Immigration could well become the central issue in the next parliamentary elections. The considerable weakening of the national economy, combined with a rising insecurity, have coloured the debate.
The issue is problematic. Finland is not accustomed to discussing immigration or laying out guidelines for it. Comments that even slightly deviate from an officially sanctioned opinion are labelled racist or insulting to human dignity, even if the person who made the comment was a humanist who was simply trying to discuss what was in the nation's best interests with respects to the issue. People are walking on eggshells in order not to be seen in the same light as simple-minded idiots or politicians who have built their careers on populist viewpoints or even illegal turns of phrase.
A recent poll commissioned by the daily Helsingin Sanomat, and conducted by the Gallup organisation, is symptomatic of this problem. The percentage of people who support immigration has dropped from 56 to 45 in the past two years. The Finnish public is worried. It has begun grumbling and griping.
This cooling of attitudes is probably even more significant than the poll reveals. Many respondents are politically correct, and do not express their real feelings in polls. No, they do this in the voting booth.
Finland's main political parties and the state government carry the responsibility for creating a policy on immigration. If they continue to shove it to the back burner, the public's dissatisfaction will quietly swell and explode in a hail of votes for the True Finns Party. That's who will gather up the voices of dissatisfied loners, craftsmen, professors, colonels and entrepreneurs.

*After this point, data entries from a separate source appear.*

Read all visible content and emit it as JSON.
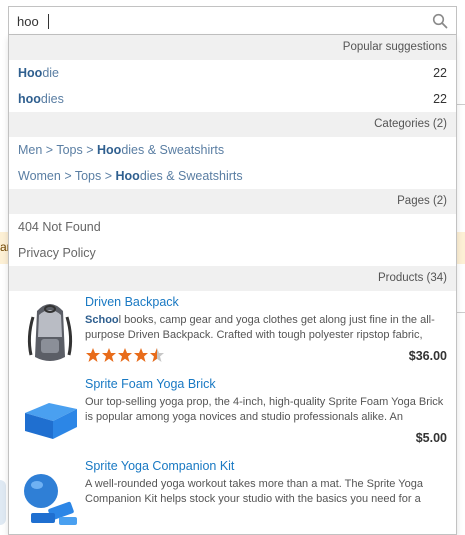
{
  "search": {
    "value": "hoo"
  },
  "sections": {
    "popular": "Popular suggestions",
    "categories": "Categories (2)",
    "pages": "Pages (2)",
    "products": "Products (34)"
  },
  "popular": [
    {
      "match": "Hoo",
      "rest": "die",
      "count": "22"
    },
    {
      "match": "hoo",
      "rest": "dies",
      "count": "22"
    }
  ],
  "categories": [
    {
      "prefix": "Men > Tops > ",
      "match": "Hoo",
      "rest": "dies & Sweatshirts"
    },
    {
      "prefix": "Women > Tops > ",
      "match": "Hoo",
      "rest": "dies & Sweatshirts"
    }
  ],
  "pages": [
    {
      "label": "404 Not Found"
    },
    {
      "label": "Privacy Policy"
    }
  ],
  "products": [
    {
      "name": "Driven Backpack",
      "desc_match": "Sch",
      "desc_match2": "oo",
      "desc_rest": "l books, camp gear and yoga clothes get along just fine in the all-purpose Driven Backpack. Crafted with tough polyester ripstop fabric,",
      "rating": 4.5,
      "price": "$36.00"
    },
    {
      "name": "Sprite Foam Yoga Brick",
      "desc": "Our top-selling yoga prop, the 4-inch, high-quality Sprite Foam Yoga Brick is popular among yoga novices and studio professionals alike. An",
      "price": "$5.00"
    },
    {
      "name": "Sprite Yoga Companion Kit",
      "desc": "A well-rounded yoga workout takes more than a mat. The Sprite Yoga Companion Kit helps stock your studio with the basics you need for a"
    }
  ],
  "background": {
    "notice_fragment": "ar"
  },
  "colors": {
    "link": "#1979c3",
    "star": "#e86c1b",
    "star_empty": "#c7c7c7",
    "header_bg": "#f0f0f0"
  }
}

The True Finns don't even have to try particularly hard any more. Thanks to party leader Timo Soini, the party is already seen by many to be a plucky bullhorn for the conscience of the common man. Soini would be wise to smooth over any controversy as much as possible.

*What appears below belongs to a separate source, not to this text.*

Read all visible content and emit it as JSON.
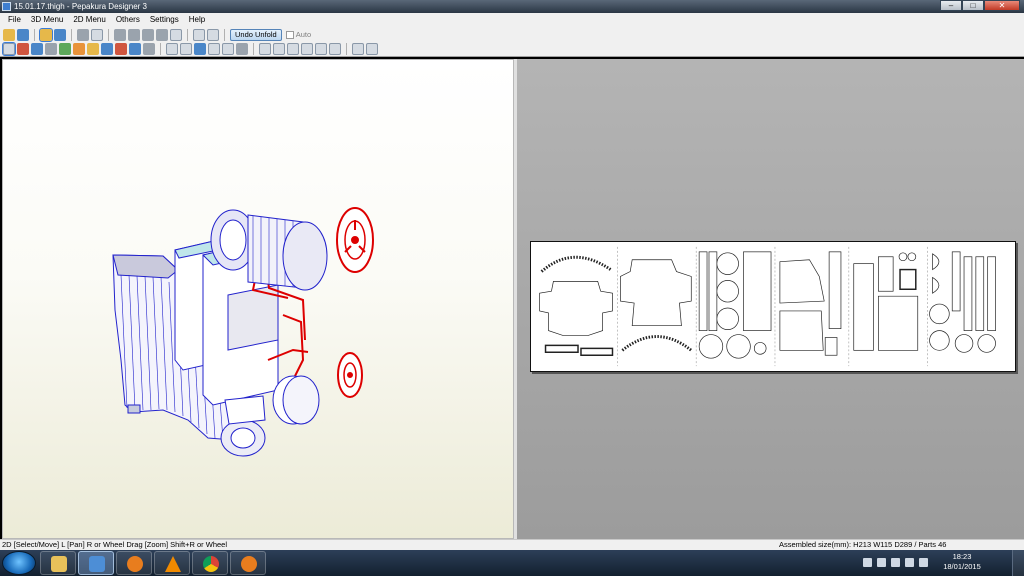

This trend could lead to a situation where the True Finns, who now have only two seats in Parliament, are suddenly rewarded with more than twenty. The shock would be horrific. Finnish government would become much more complicated.
Finland needs immigrants. And as a Nordic democracy, the country also has responsibilities to human rights. It is entirely possible to reconcile the humanitarian point of view with the national economy's need for skilled immigrants.
The route laid out by Nobel Peace Prize-winner Martti Ahtisaari in the recent historic meeting of living Finnish presidents represents the voice of reason.
Embracing a naïve refugee policy would lead to a calamitous atmosphere. On the other hand, it is in the national economy's best interests to encourage skilled foreigners to move here. At the same time Finland can live up to its humanitarian obligations by taking in refugees as much as such a small country can be expected to. This way we will also ensure a less bumpy ride for our democracy.